HOW TO SUBMIT YOUR DRAGON
This part is simple! Just email it to us, with the following information:
– The name of your dragon and whether s/he’s a Fire or Rain Dragon
– The artist’s name as you wish it to be credited
– Dimensions of the original piece (height x width)
– Date created (if it’s a work you created prior to this CFA, that’s ok! just give us the month/year)
– Media used (you know, the usual “color pencil on paper”)
– Your city and country (state, too, if you’re in the US)
– Optional: Any special message you’d like to include for the firefighters (please keep to 1-3 lines)
You can also let us know you’re submitting by posting your dragon on Instagram or Twitter and tagging @aria.luna.art (Instagram) or @Aria_Luna_Art (Twitter).
Please do not send us your original art.
Selected entries will be printed as posters on FSC-certified paper and shipped to the fire crews working to contain the wildfires. Posters will be sent to fire stations in California counties impacted by the wildfires, starting with the ones most hit right now. We’ll list them here as the posters are shipped.
But this is just the first step. As soon as we’re done shipping posters to our firefighters here in California, we’ll start sending more to other states and countries around the world.
If you feel inspired and want to support this effort financially, we are accepting donations. Funds will be used exclusively to cover the cost of printing and shipping the dragon posters, and anything left over will be donated directly to the fire crews. We’ll post updates here as well.
You retain full copyright and the original artwork. By submitting art to this Call for Art, you agree to grant us the right to print, distribute, display, and share images of your work on Aria Luna’s site, social media channels, and other platforms.
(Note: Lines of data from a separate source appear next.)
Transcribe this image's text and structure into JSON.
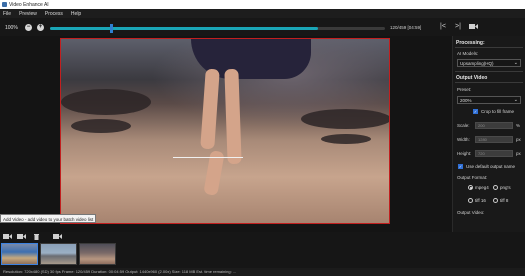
{
  "window": {
    "title": "Video Enhance AI"
  },
  "menu": {
    "file": "File",
    "preview": "Preview",
    "process": "Process",
    "help": "Help"
  },
  "toolbar": {
    "zoom": "100%",
    "minus": "−",
    "plus": "+",
    "timecode": "120/459 [04:59]",
    "progress": 0.8,
    "marker": 0.18
  },
  "preview": {
    "tooltip": "Add Video - add video to your batch video list"
  },
  "panel": {
    "processing_title": "Processing:",
    "ai_models_label": "AI Models:",
    "ai_model_value": "Upsampling(HQ)",
    "output_title": "Output Video",
    "preset_label": "Preset:",
    "preset_value": "200%",
    "crop_label": "Crop to fill frame",
    "crop_checked": true,
    "scale_label": "Scale:",
    "scale_value": "200",
    "scale_unit": "%",
    "width_label": "Width:",
    "width_value": "1280",
    "width_unit": "px",
    "height_label": "Height:",
    "height_value": "720",
    "height_unit": "px",
    "default_name_label": "Use default output name",
    "default_name_checked": true,
    "format_label": "Output Format:",
    "format_options": [
      "mpeg4",
      "png's",
      "tiff 16",
      "tiff 8"
    ],
    "format_selected": "mpeg4",
    "output_video_label": "Output Video:"
  },
  "bottom": {
    "status": "Resolution: 720x480 (SD) 30 fps  Frame: 120/459  Duration: 00:04:59  Output: 1440x960 (2.00x)  Size: 118 MB  Est. time remaining: ..."
  },
  "colors": {
    "accent": "#2f6fd6",
    "timeline": "#1aa6b7",
    "frame_border": "#c21f1f"
  }
}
One more thing. This is not an art contest, and there is no winner or prize. This is a call to the creatives of the world to support the men and women of the fire crews working around the clock to keep communities safe from wildfires. All of the entries will be published on this page (assuming they fit the requirements and assuming we don’t get buried in submissions).
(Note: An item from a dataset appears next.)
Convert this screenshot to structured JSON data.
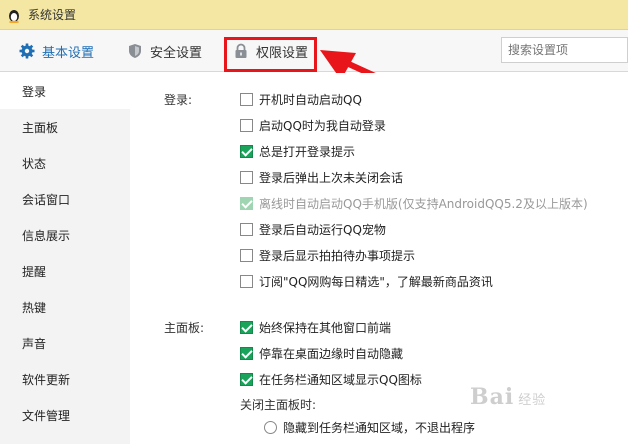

* Data as of August 19, 2021. Please check the CAL FIRE web site for updates.